In this issue:
$10 billion spent over five years could house 100,000 homeless people, and deliver jobs and growth as well.
Major church providers of social services in Australia have welcomed the Government’s plans to establish 20,000 new dwellings to bolster Australia’s social housing stock detailed at a briefing session at Parliament House in Canberra today.
Major Church Providers of social services in Australia today urged the Federal Government to ensure its stimulus funding continues to support vulnerable Australians, especially through its promised investment in social housing.
UnitingCare Australia’s National Director, Lin Hatfield Dodds said low income Australians are being pushed further to the margins as the housing market fails to meet the needs of an increasing number of families and young people.
Access to stable and safe housing underpins functional families and communities. As a wealthy nation, Australia has the resources to ensure that everyone experiences belonging in a safe and supportive community, with appropriate, affordable housing.
UnitingCare, along with other community organisations, wants to see a halving of the number of homeless people by 2025. To achieve this goal it will be vital for different levels of government, and private and not-for-profit organisations, to work together.
Given the considerable research indicating the impacts of government policy settings on housing affordability, the Australian Government, States and Territories should properly assess these impacts, and design reforms to encourage investment in affordable housing supply.
All governments should work together to support innovative models that ensure low income households have access to appropriate social housing or affordable private rental accommodation and, where necessary, supported accommodation is available to people needing other services to avoid homelessness.
Homelessness and housing affordability are interrelated issues which affect a significant proportion of Australians to some degree.
Many experience barriers to appropriate housing that are related to their personal situation, such as family breakdown or mental health issues, which need to be addressed in addition to the general issue of the lack of housing that is affordable for people on low incomes (even with the types of financial assistance currently available).

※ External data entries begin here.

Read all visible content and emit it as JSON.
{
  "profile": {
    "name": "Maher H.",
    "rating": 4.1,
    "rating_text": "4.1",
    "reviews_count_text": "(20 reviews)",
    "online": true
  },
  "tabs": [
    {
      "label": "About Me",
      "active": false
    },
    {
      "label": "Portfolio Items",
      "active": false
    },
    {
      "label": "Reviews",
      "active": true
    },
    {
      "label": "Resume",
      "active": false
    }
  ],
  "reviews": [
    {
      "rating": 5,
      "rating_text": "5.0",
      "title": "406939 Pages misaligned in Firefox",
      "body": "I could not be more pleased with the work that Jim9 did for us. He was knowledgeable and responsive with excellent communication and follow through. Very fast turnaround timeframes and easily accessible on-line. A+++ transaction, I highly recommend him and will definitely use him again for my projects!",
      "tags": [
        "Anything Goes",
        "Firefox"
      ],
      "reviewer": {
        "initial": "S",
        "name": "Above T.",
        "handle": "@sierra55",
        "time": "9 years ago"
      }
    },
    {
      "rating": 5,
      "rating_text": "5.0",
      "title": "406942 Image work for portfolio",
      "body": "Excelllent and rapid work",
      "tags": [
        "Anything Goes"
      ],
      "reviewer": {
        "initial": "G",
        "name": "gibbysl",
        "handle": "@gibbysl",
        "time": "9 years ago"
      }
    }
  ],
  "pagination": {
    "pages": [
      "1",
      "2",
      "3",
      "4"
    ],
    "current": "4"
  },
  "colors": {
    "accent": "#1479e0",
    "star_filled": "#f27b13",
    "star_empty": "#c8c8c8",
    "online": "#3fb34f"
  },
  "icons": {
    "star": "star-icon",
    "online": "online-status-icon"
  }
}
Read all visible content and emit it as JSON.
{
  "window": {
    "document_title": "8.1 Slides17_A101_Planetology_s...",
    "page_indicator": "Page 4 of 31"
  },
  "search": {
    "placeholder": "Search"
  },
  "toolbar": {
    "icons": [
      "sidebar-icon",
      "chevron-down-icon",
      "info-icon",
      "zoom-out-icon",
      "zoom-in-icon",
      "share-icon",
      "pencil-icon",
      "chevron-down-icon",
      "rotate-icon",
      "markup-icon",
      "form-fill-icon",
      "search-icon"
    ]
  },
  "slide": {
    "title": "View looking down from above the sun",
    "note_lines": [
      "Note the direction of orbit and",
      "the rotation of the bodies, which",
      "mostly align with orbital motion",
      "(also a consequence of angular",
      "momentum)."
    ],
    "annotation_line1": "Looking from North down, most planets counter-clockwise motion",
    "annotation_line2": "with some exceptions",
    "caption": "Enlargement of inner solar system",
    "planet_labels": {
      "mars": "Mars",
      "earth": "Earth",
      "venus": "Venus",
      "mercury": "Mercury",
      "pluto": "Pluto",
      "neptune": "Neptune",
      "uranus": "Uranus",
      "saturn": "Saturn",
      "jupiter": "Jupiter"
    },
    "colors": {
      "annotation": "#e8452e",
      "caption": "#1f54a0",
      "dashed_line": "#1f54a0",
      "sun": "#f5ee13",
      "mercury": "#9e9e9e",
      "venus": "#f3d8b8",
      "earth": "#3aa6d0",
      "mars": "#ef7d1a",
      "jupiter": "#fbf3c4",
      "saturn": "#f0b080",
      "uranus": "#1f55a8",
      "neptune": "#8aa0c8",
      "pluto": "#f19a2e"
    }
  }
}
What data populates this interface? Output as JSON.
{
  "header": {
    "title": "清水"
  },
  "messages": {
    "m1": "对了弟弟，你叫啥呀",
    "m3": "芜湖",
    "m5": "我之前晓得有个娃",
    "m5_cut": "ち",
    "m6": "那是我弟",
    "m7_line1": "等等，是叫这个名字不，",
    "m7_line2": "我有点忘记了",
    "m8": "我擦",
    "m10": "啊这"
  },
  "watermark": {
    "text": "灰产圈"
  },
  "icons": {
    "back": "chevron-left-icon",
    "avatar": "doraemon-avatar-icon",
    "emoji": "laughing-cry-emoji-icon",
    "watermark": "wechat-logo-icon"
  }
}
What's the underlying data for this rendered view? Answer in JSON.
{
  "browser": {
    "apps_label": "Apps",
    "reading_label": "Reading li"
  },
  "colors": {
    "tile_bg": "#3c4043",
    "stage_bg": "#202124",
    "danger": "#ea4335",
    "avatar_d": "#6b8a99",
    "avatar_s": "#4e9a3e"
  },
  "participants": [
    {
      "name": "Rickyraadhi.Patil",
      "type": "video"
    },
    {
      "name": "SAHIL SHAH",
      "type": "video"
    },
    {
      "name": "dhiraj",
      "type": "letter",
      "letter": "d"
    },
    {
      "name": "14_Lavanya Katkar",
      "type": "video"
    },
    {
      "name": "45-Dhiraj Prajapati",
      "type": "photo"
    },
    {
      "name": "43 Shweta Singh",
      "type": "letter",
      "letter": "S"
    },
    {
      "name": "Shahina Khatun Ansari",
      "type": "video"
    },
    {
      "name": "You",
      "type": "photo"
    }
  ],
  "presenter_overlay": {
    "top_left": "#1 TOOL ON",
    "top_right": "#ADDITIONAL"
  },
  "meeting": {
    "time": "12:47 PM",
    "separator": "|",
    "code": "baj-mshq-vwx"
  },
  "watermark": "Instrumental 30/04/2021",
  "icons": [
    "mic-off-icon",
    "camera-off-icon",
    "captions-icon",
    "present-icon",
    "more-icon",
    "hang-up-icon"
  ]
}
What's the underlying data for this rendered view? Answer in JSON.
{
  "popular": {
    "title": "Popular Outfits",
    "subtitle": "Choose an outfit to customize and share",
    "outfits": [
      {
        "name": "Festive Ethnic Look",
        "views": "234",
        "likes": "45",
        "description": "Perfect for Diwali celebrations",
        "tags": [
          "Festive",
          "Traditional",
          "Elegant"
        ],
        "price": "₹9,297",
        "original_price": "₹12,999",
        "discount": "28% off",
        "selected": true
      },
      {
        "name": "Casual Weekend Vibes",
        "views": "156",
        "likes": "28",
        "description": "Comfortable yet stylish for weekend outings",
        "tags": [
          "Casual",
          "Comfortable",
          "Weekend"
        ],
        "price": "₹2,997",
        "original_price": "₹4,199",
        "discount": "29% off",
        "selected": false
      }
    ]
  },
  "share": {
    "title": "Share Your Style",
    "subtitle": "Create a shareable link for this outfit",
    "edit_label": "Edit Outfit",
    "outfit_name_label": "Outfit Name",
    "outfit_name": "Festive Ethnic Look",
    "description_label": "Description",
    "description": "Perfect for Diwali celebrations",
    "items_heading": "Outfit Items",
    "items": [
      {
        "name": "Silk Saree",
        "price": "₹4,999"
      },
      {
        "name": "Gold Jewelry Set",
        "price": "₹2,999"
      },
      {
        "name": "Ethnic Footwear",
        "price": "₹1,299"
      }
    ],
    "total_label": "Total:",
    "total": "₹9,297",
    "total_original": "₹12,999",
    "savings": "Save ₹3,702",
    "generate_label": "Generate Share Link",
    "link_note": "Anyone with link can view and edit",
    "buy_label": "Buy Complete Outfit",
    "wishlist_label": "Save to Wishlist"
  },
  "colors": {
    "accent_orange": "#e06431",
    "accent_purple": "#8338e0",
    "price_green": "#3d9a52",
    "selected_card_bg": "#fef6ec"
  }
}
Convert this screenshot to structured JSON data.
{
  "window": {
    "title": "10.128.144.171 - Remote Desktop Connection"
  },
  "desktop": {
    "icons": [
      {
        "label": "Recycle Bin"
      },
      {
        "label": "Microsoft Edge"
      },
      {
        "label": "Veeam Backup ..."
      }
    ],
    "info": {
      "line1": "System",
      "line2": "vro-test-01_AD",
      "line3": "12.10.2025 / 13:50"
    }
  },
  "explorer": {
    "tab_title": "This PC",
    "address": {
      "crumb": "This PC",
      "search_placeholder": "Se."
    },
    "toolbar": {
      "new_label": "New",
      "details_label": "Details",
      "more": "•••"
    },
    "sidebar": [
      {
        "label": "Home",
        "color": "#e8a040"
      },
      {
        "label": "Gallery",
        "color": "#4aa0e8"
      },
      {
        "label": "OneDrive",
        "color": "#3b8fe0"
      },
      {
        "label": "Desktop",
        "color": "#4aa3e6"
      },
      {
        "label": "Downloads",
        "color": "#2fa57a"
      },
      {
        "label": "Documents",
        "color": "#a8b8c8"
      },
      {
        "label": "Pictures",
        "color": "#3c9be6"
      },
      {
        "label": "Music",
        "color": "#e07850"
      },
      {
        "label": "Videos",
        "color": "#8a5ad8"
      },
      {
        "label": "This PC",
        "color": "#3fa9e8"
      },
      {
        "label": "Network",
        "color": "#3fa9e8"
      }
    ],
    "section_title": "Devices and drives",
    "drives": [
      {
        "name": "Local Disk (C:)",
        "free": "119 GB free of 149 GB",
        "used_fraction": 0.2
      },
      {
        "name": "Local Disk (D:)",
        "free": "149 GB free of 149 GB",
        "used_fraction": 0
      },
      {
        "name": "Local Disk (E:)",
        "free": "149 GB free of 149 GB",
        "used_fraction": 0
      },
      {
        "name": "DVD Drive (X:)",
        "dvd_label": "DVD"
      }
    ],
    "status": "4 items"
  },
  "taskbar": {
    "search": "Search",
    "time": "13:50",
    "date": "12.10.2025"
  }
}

Various groups in our community are more vulnerable to homelessness or a lack of affordable housing.
It is an issue that impacts on the health and wellbeing of older people (particularly single women), on the capacity of children, youth, Indigenous people and immigrants to achieve their potential to contribute to society, and on the ability of mentally ill and disabled Australians to lead a dignified life.